**** DATA EXTRACTS ****

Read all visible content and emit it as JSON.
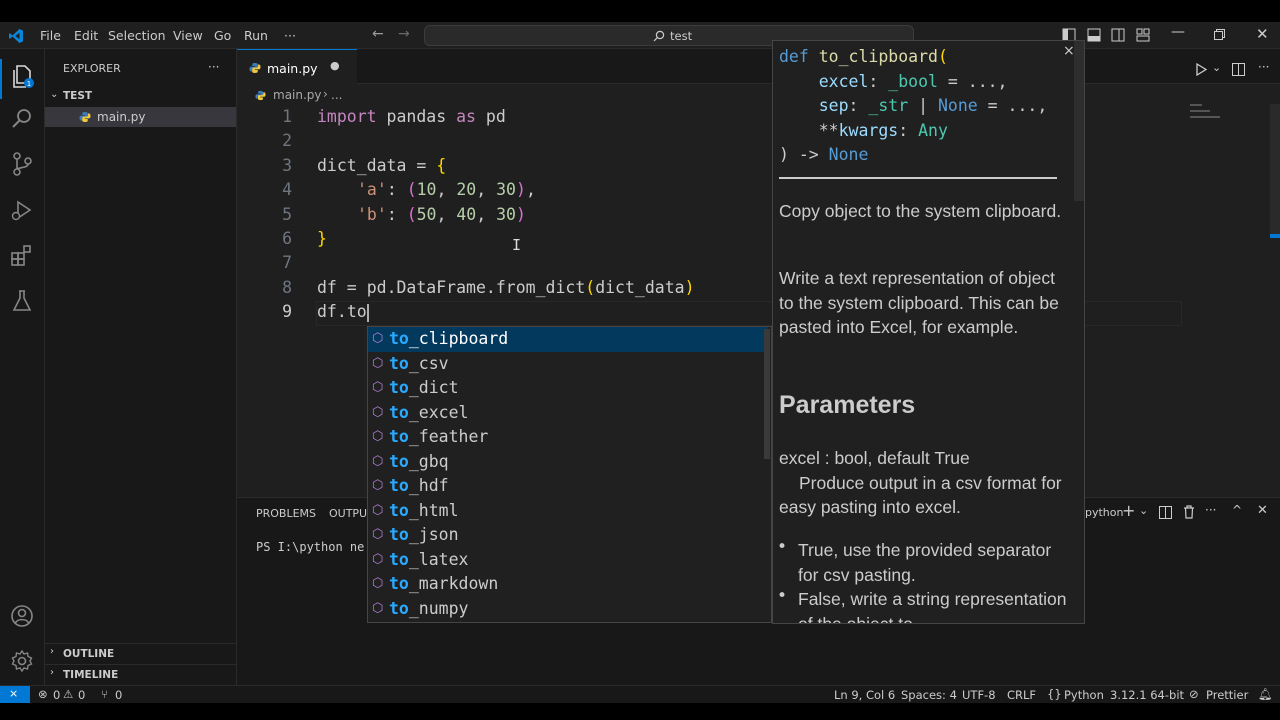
{
  "titlebar": {
    "menus": [
      "File",
      "Edit",
      "Selection",
      "View",
      "Go",
      "Run",
      "···"
    ],
    "search": "test"
  },
  "sidebar": {
    "title": "EXPLORER",
    "more": "···",
    "folder": "TEST",
    "file": "main.py",
    "outline": "OUTLINE",
    "timeline": "TIMELINE"
  },
  "tab": {
    "label": "main.py",
    "dot": "●"
  },
  "breadcrumb": {
    "file": "main.py",
    "sep": "›",
    "rest": "..."
  },
  "code": {
    "lines": [
      {
        "n": "1",
        "text": ""
      },
      {
        "n": "2",
        "text": ""
      },
      {
        "n": "3",
        "text": ""
      },
      {
        "n": "4",
        "text": ""
      },
      {
        "n": "5",
        "text": ""
      },
      {
        "n": "6",
        "text": ""
      },
      {
        "n": "7",
        "text": ""
      },
      {
        "n": "8",
        "text": ""
      },
      {
        "n": "9",
        "text": ""
      }
    ],
    "tokens": {
      "l1_import": "import",
      "l1_pandas": " pandas ",
      "l1_as": "as",
      "l1_pd": " pd",
      "l3_var": "dict_data",
      "l3_eq": " = ",
      "l3_brace": "{",
      "l4_key": "'a'",
      "l4_colon": ": ",
      "l4_p1": "(",
      "l4_v1": "10",
      "l4_c1": ", ",
      "l4_v2": "20",
      "l4_c2": ", ",
      "l4_v3": "30",
      "l4_p2": ")",
      "l4_comma": ",",
      "l5_key": "'b'",
      "l5_colon": ": ",
      "l5_p1": "(",
      "l5_v1": "50",
      "l5_c1": ", ",
      "l5_v2": "40",
      "l5_c2": ", ",
      "l5_v3": "30",
      "l5_p2": ")",
      "l6_brace": "}",
      "l8_df": "df",
      "l8_eq": " = ",
      "l8_pd": "pd",
      "l8_dot1": ".",
      "l8_cls": "DataFrame",
      "l8_dot2": ".",
      "l8_fn": "from_dict",
      "l8_p1": "(",
      "l8_arg": "dict_data",
      "l8_p2": ")",
      "l9_df": "df",
      "l9_dot": ".",
      "l9_to": "to"
    }
  },
  "suggest": {
    "icon": "⬡",
    "items": [
      {
        "bold": "to",
        "rest": "_clipboard"
      },
      {
        "bold": "to",
        "rest": "_csv"
      },
      {
        "bold": "to",
        "rest": "_dict"
      },
      {
        "bold": "to",
        "rest": "_excel"
      },
      {
        "bold": "to",
        "rest": "_feather"
      },
      {
        "bold": "to",
        "rest": "_gbq"
      },
      {
        "bold": "to",
        "rest": "_hdf"
      },
      {
        "bold": "to",
        "rest": "_html"
      },
      {
        "bold": "to",
        "rest": "_json"
      },
      {
        "bold": "to",
        "rest": "_latex"
      },
      {
        "bold": "to",
        "rest": "_markdown"
      },
      {
        "bold": "to",
        "rest": "_numpy"
      }
    ]
  },
  "details": {
    "close": "×",
    "sig": {
      "def": "def",
      "name": " to_clipboard",
      "p": "(",
      "a1": "    excel",
      "a1c": ": ",
      "a1t": "_bool",
      "a1d": " = ...,",
      "a2": "    sep",
      "a2c": ": ",
      "a2t": "_str",
      "a2bar": " | ",
      "a2n": "None",
      "a2d": " = ...,",
      "a3s": "    **",
      "a3": "kwargs",
      "a3c": ": ",
      "a3t": "Any",
      "ret": ") -> ",
      "rett": "None"
    },
    "p1": "Copy object to the system clipboard.",
    "p2": "Write a text representation of object to the system clipboard. This can be pasted into Excel, for example.",
    "h_params": "Parameters",
    "param1": "excel : bool, default True",
    "param1_desc": "Produce output in a csv format for easy pasting into excel.",
    "bullet1": "True, use the provided separator for csv pasting.",
    "bullet2": "False, write a string representation of the object to"
  },
  "panel": {
    "tabs": [
      "PROBLEMS",
      "OUTPUT"
    ],
    "terminal": "PS I:\\python ne",
    "shell": "python"
  },
  "status": {
    "errors": "0",
    "warnings": "0",
    "ports": "0",
    "position": "Ln 9, Col 6",
    "spaces": "Spaces: 4",
    "encoding": "UTF-8",
    "eol": "CRLF",
    "language": "Python",
    "interpreter": "3.12.1 64-bit",
    "prettier": "Prettier"
  },
  "colors": {
    "keyword": "#c586c0",
    "blue": "#569cd6",
    "var": "#9cdcfe",
    "cls": "#4ec9b0",
    "fn": "#dcdcaa",
    "num": "#b5cea8",
    "str": "#ce9178",
    "brace": "#ffd700",
    "paren2": "#da70d6",
    "accent": "#0078d4"
  }
}
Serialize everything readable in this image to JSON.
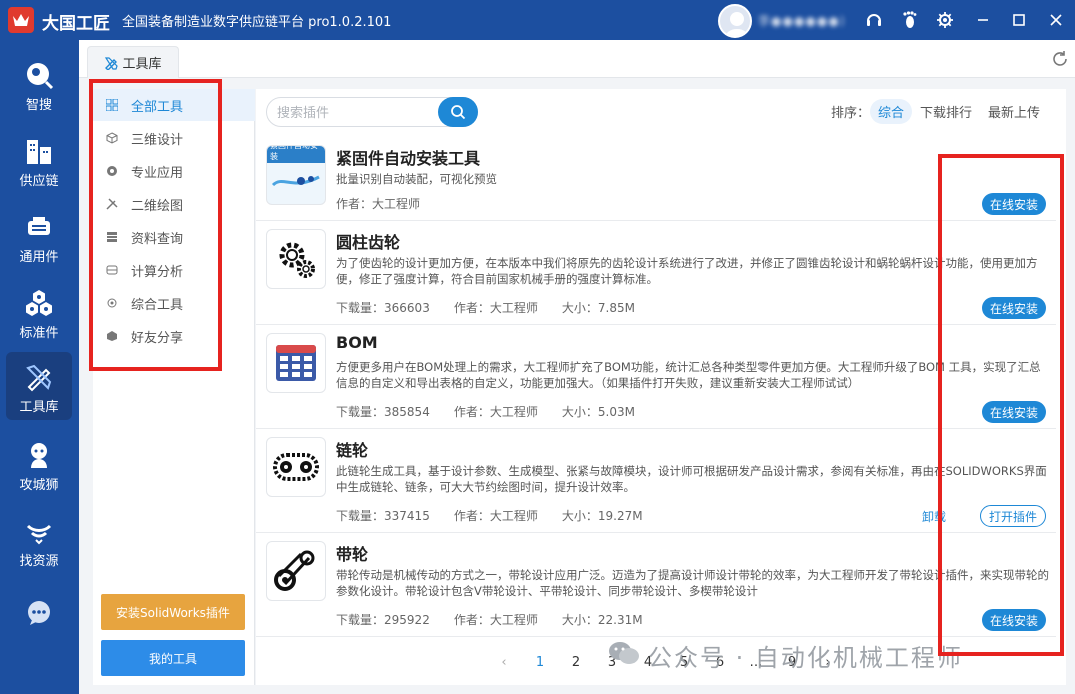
{
  "app": {
    "name": "大国工匠",
    "subtitle": "全国装备制造业数字供应链平台  pro1.0.2.101",
    "username": "李●●●●●●)"
  },
  "icons": {
    "logo": "crown-logo",
    "headset": "headset-icon",
    "footprint": "footprint-icon",
    "settings": "gear-icon",
    "minimize": "minimize-icon",
    "maximize": "maximize-icon",
    "close": "close-icon"
  },
  "sidebar": {
    "items": [
      {
        "label": "智搜",
        "icon": "search-bubble-icon"
      },
      {
        "label": "供应链",
        "icon": "buildings-icon"
      },
      {
        "label": "通用件",
        "icon": "component-icon"
      },
      {
        "label": "标准件",
        "icon": "hexagon-nuts-icon"
      },
      {
        "label": "工具库",
        "icon": "ruler-pencil-icon"
      },
      {
        "label": "攻城狮",
        "icon": "mascot-icon"
      },
      {
        "label": "找资源",
        "icon": "resource-icon"
      },
      {
        "label": "",
        "icon": "chat-icon"
      }
    ]
  },
  "tab": {
    "label": "工具库"
  },
  "categories": [
    {
      "label": "全部工具",
      "icon": "grid-icon"
    },
    {
      "label": "三维设计",
      "icon": "cube-icon"
    },
    {
      "label": "专业应用",
      "icon": "aperture-icon"
    },
    {
      "label": "二维绘图",
      "icon": "tools-icon"
    },
    {
      "label": "资料查询",
      "icon": "list-icon"
    },
    {
      "label": "计算分析",
      "icon": "calculator-icon"
    },
    {
      "label": "综合工具",
      "icon": "gear-small-icon"
    },
    {
      "label": "好友分享",
      "icon": "share-icon"
    }
  ],
  "buttons": {
    "install_solidworks": "安装SolidWorks插件",
    "my_tools": "我的工具"
  },
  "search": {
    "placeholder": "搜索插件"
  },
  "sort": {
    "label": "排序：",
    "options": [
      "综合",
      "下载排行",
      "最新上传"
    ]
  },
  "labels": {
    "downloads": "下载量：",
    "author": "作者：",
    "size": "大小：",
    "uninstall": "卸载"
  },
  "items": [
    {
      "name": "紧固件自动安装工具",
      "desc": "批量识别自动装配，可视化预览",
      "downloads": "",
      "author": "大工程师",
      "size": "",
      "action": "在线安装",
      "thumb": "fastener-thumb",
      "thumb_text": "紧固件自动安装"
    },
    {
      "name": "圆柱齿轮",
      "desc": "为了使齿轮的设计更加方便，在本版本中我们将原先的齿轮设计系统进行了改进，并修正了圆锥齿轮设计和蜗轮蜗杆设计功能，使用更加方便，修正了强度计算，符合目前国家机械手册的强度计算标准。",
      "downloads": "366603",
      "author": "大工程师",
      "size": "7.85M",
      "action": "在线安装",
      "thumb": "gear-thumb"
    },
    {
      "name": "BOM",
      "desc": "方便更多用户在BOM处理上的需求，大工程师扩充了BOM功能，统计汇总各种类型零件更加方便。大工程师升级了BOM 工具，实现了汇总信息的自定义和导出表格的自定义，功能更加强大。（如果插件打开失败，建议重新安装大工程师试试）",
      "downloads": "385854",
      "author": "大工程师",
      "size": "5.03M",
      "action": "在线安装",
      "thumb": "table-thumb"
    },
    {
      "name": "链轮",
      "desc": "此链轮生成工具，基于设计参数、生成模型、张紧与故障模块，设计师可根据研发产品设计需求，参阅有关标准，再由在SOLIDWORKS界面中生成链轮、链条，可大大节约绘图时间，提升设计效率。",
      "downloads": "337415",
      "author": "大工程师",
      "size": "19.27M",
      "action": "打开插件",
      "uninstall": true,
      "thumb": "chain-thumb"
    },
    {
      "name": "带轮",
      "desc": "带轮传动是机械传动的方式之一，带轮设计应用广泛。迈造为了提高设计师设计带轮的效率，为大工程师开发了带轮设计插件，来实现带轮的参数化设计。带轮设计包含V带轮设计、平带轮设计、同步带轮设计、多楔带轮设计",
      "downloads": "295922",
      "author": "大工程师",
      "size": "22.31M",
      "action": "在线安装",
      "thumb": "belt-thumb"
    }
  ],
  "pagination": {
    "prev": "‹",
    "pages": [
      "1",
      "2",
      "3",
      "4",
      "5",
      "6",
      "…",
      "9"
    ],
    "next": "›",
    "current": "1"
  },
  "watermark": {
    "text": "公众号 · 自动化机械工程师",
    "icon": "wechat-icon"
  },
  "colors": {
    "header": "#1c4fa0",
    "accent": "#1e88d6",
    "install_button": "#e7a43f",
    "my_tools_button": "#2d8ce8",
    "highlight_box": "#e6231f"
  }
}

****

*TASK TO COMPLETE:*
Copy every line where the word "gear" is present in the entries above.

*YOUR SOLUTION:*
    "settings": "gear-icon",
      "icon": "gear-small-icon"
      "thumb": "gear-thumb"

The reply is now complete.